Kiersten Frumkin (Woman 2) has what is perhaps the best well-known song from the show, "Just a Housewife" (music and lyrics again by Craig Carnelia), but the premise of the song no longer resonates. Yes, stay-at-home moms (the preferred term nowadays) end up doing a lot more than they would at a regular job, but the economic reality of today means a single income household is a luxury that most of us simply cannot afford. I couldn't help but think -to co-opt a certain popular meme -- "You're letting your class privilege show, Karen."
I guess you can't really blame Carter for all of this, though. The musical is based on the best-selling 1974 book by legendary radio broadcaster Studs Terkel that itself was a compilation of years of interviews Terkel had done with average Americans talking about what they did for a living. Many (if not all) of the original interviewees are probably dead at this point and some of their industries are certainly bordering on extinction, too.
No where is that more apparent than during James Taylor's song "Millwork," in which the lovely Kiersten Frumkin (Woman 2) gives insight to the backbreaking work that her factory job entails. My plus-one turned to me and whispered "are there actually any millworkers left in America?"
There are in fact at least 18,000 millwork manufacturers still operating in the U.S. per a quick, post-show internet search (the internet --that's another thing that Studs did not have at his disposal that has certainly changed many jobs, but I digress).
It is probably a question that didn't get asked when it was first staged at the Goodman back in 1977. Yet, at every turn, you simply cannot escape an inevitable fact about WORKING: you can't take an adaption of something that was of its time and make it seem current. Terkel's writing and many of the people, industries and situations it documented simply no longer exist.
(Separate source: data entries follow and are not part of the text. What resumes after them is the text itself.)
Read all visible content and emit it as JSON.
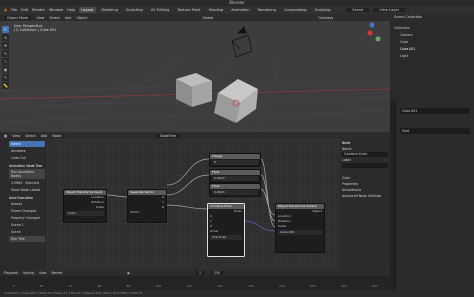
{
  "window": {
    "title": "Blender"
  },
  "menubar": {
    "file_menus": [
      "File",
      "Edit",
      "Render",
      "Window",
      "Help"
    ],
    "workspaces": [
      "Layout",
      "Modeling",
      "Sculpting",
      "UV Editing",
      "Texture Paint",
      "Shading",
      "Animation",
      "Rendering",
      "Compositing",
      "Scripting"
    ],
    "active_workspace": "Layout",
    "scene_name": "Scene",
    "view_layer_name": "View Layer"
  },
  "viewport": {
    "header_items": [
      "Object Mode",
      "View",
      "Select",
      "Add",
      "Object",
      "Global"
    ],
    "overlay_label": "Overlays",
    "info_line1": "User Perspective",
    "info_line2": "(1) Collection | Cube.001"
  },
  "node_editor": {
    "header_items": [
      "View",
      "Select",
      "Add",
      "Node"
    ],
    "tree_name": "NodeTree",
    "sidebar_items": [
      {
        "label": "Select",
        "selected": true
      },
      {
        "label": "Annotate",
        "selected": false
      },
      {
        "label": "Links Cut",
        "selected": false
      }
    ],
    "sidebar_sections": [
      "Animation Node Tree",
      "Auto Execution"
    ],
    "sidebar_labels": [
      "Run Animation Nodes",
      "3.5664 · Selected",
      "Show Node Labels",
      "Always",
      "Frame Changed",
      "Property Changed",
      "Scene 1",
      "Scene",
      "Run Tree"
    ],
    "nodes": [
      {
        "title": "Object Transforms Input",
        "rows": [
          "Location",
          "Rotation",
          "Scale"
        ],
        "field": "Cube"
      },
      {
        "title": "Separate Vector",
        "rows": [
          "X",
          "Y",
          "Z"
        ],
        "field": "Vector"
      },
      {
        "title": "Integer",
        "rows": [
          "0"
        ]
      },
      {
        "title": "Float",
        "rows": [
          "0.0020"
        ]
      },
      {
        "title": "Float",
        "rows": [
          "0.9400"
        ]
      },
      {
        "title": "Combine Euler",
        "rows": [
          "Euler",
          "X",
          "Y",
          "Z",
          "Order"
        ],
        "field": "XYZ Euler"
      },
      {
        "title": "Object Transforms Output",
        "rows": [
          "Object",
          "Location",
          "Rotation",
          "Scale"
        ],
        "field": "Cube.001"
      }
    ],
    "panel": {
      "tab": "Node",
      "name_label": "Name",
      "name_value": "Combine Euler",
      "label_label": "Label",
      "color_label": "Color",
      "properties_label": "Properties",
      "annotations_label": "Annotations",
      "advanced_label": "Advanced Node Settings"
    }
  },
  "timeline": {
    "header_items": [
      "Playback",
      "Keying",
      "View",
      "Marker"
    ],
    "ruler": [
      "0",
      "20",
      "40",
      "60",
      "80",
      "100",
      "120",
      "140",
      "160",
      "180",
      "200",
      "220",
      "240"
    ],
    "start": "1",
    "end": "250"
  },
  "outliner": {
    "title": "Scene Collection",
    "items": [
      "Collection",
      "Camera",
      "Cube",
      "Cube.001",
      "Light"
    ]
  },
  "properties": {
    "object_name": "Cube.001",
    "field_label": "Vset"
  },
  "statusbar": {
    "text": "Collection | Cube.001 | Verts:16 | Faces:12 | Tris:24 | Objects:1/4 | Mem: 22.4 MiB | v2.80.75"
  }
}
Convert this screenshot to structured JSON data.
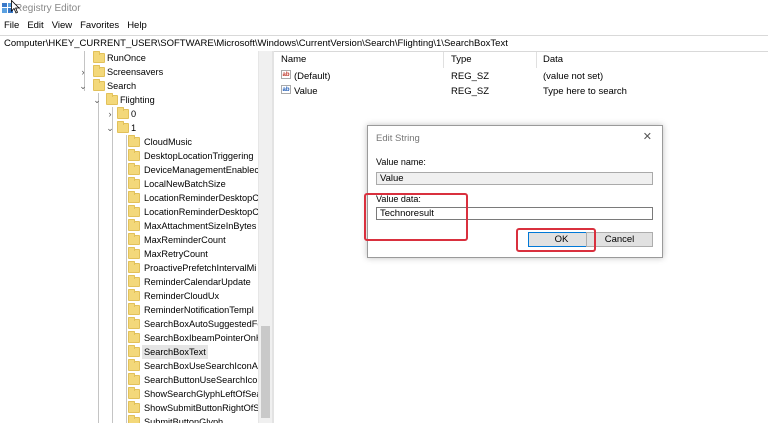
{
  "window": {
    "title": "Registry Editor"
  },
  "menu": [
    "File",
    "Edit",
    "View",
    "Favorites",
    "Help"
  ],
  "address": "Computer\\HKEY_CURRENT_USER\\SOFTWARE\\Microsoft\\Windows\\CurrentVersion\\Search\\Flighting\\1\\SearchBoxText",
  "tree": {
    "items": [
      {
        "label": "RunOnce"
      },
      {
        "label": "Screensavers"
      },
      {
        "label": "Search"
      },
      {
        "label": "Flighting"
      },
      {
        "label": "0"
      },
      {
        "label": "1"
      },
      {
        "label": "CloudMusic"
      },
      {
        "label": "DesktopLocationTriggering"
      },
      {
        "label": "DeviceManagementEnablec"
      },
      {
        "label": "LocalNewBatchSize"
      },
      {
        "label": "LocationReminderDesktopC"
      },
      {
        "label": "LocationReminderDesktopC"
      },
      {
        "label": "MaxAttachmentSizeInBytes"
      },
      {
        "label": "MaxReminderCount"
      },
      {
        "label": "MaxRetryCount"
      },
      {
        "label": "ProactivePrefetchIntervalMi"
      },
      {
        "label": "ReminderCalendarUpdate"
      },
      {
        "label": "ReminderCloudUx"
      },
      {
        "label": "ReminderNotificationTempl"
      },
      {
        "label": "SearchBoxAutoSuggestedFc"
      },
      {
        "label": "SearchBoxIbeamPointerOnH"
      },
      {
        "label": "SearchBoxText"
      },
      {
        "label": "SearchBoxUseSearchIconAtl"
      },
      {
        "label": "SearchButtonUseSearchIcor"
      },
      {
        "label": "ShowSearchGlyphLeftOfSea"
      },
      {
        "label": "ShowSubmitButtonRightOfS"
      },
      {
        "label": "SubmitButtonGlyph"
      }
    ]
  },
  "list": {
    "columns": [
      "Name",
      "Type",
      "Data"
    ],
    "rows": [
      {
        "icon": "string-value-icon",
        "name": "(Default)",
        "type": "REG_SZ",
        "data": "(value not set)"
      },
      {
        "icon": "string-value-icon",
        "name": "Value",
        "type": "REG_SZ",
        "data": "Type here to search"
      }
    ]
  },
  "dialog": {
    "title": "Edit String",
    "value_name_label": "Value name:",
    "value_name": "Value",
    "value_data_label": "Value data:",
    "value_data": "Technoresult",
    "ok_label": "OK",
    "cancel_label": "Cancel"
  },
  "colors": {
    "highlight": "#d9303e",
    "folder": "#f3d87a",
    "selection": "#e5e5e5"
  }
}
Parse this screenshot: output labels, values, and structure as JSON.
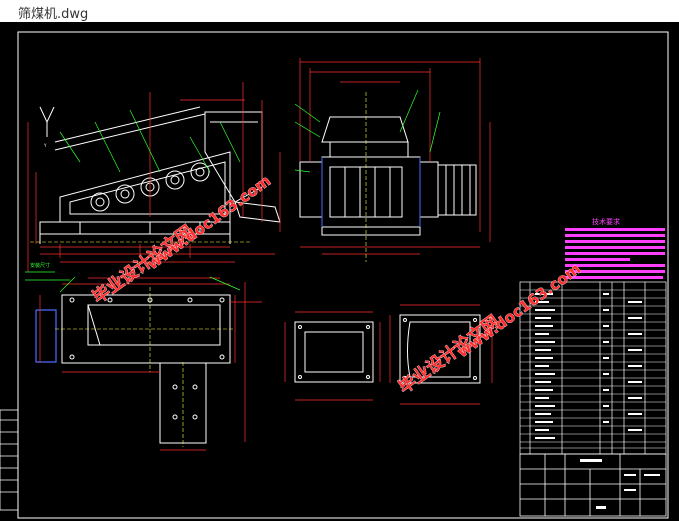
{
  "window": {
    "title": "筛煤机.dwg"
  },
  "drawing": {
    "tech_req_heading": "技术要求",
    "watermark_text_1": "毕业设计论文网",
    "watermark_url_1": "www.doc163.com",
    "watermark_text_2": "毕业设计论文网",
    "watermark_url_2": "www.doc163.com",
    "left_label_a": "Y",
    "left_label_b": "安装尺寸",
    "colors": {
      "background": "#000000",
      "frame": "#ffffff",
      "machine": "#ffffff",
      "dimension": "#ff3030",
      "leader": "#30ff30",
      "center": "#ffff40",
      "blue": "#4a6cff",
      "magenta": "#ff40ff",
      "watermark": "#ff2d2d"
    }
  },
  "icons": {
    "tech_block": "magenta-bars-icon",
    "drawing": "cad-canvas-icon"
  }
}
For instance, how do you have a show about employment in the 21st century and not talk about underemployment, the gig economy or how it takes multiple minimum wage jobs to eke out even a lower middle class existence? In 1974, the minimum wage was $2 an hour. That's $10.88 in today's dollars and $2.63 less than the current minimum wage of $8.25 an hour in Illinois. There is one scene in which a young employee (Frumkin, again) mentions that she (like many of her generation) does not expect to have her current job for life, accepts the fact that she can be let go at any time and that the lack of loyalty goes both ways. That's about it in terms of a modern revelation into the lives of working Americans.
The strongest piece in the show now -for me, anyway-is "A Very Good Day" and this is again, one of the new pieces by Miranda. In it, a nursing home caretaker (Allen) and a nanny (Frumkin) lament "for now I do what no one wants to do."
Sure, you may end up wondering why on earth a non-Filipino woman is singing "Mahal na mahal nakita" (Filipino for "I love you very much."), but the fact that our priorities seemed to have shifted greatly from where they were in 1974 is undeniable.
If you go into this production expecting a heap of nostalgia for the way things used to be, I guess you'll be fine. Otherwise, WORKING as a "contemporary" piece of musical theater won't likely work for you.
WORKING runs through Jan. 26, 2020 at Theo Ubique, 721 Howard Street. $42-$57. 773.347.1109 or www.theo-u.com.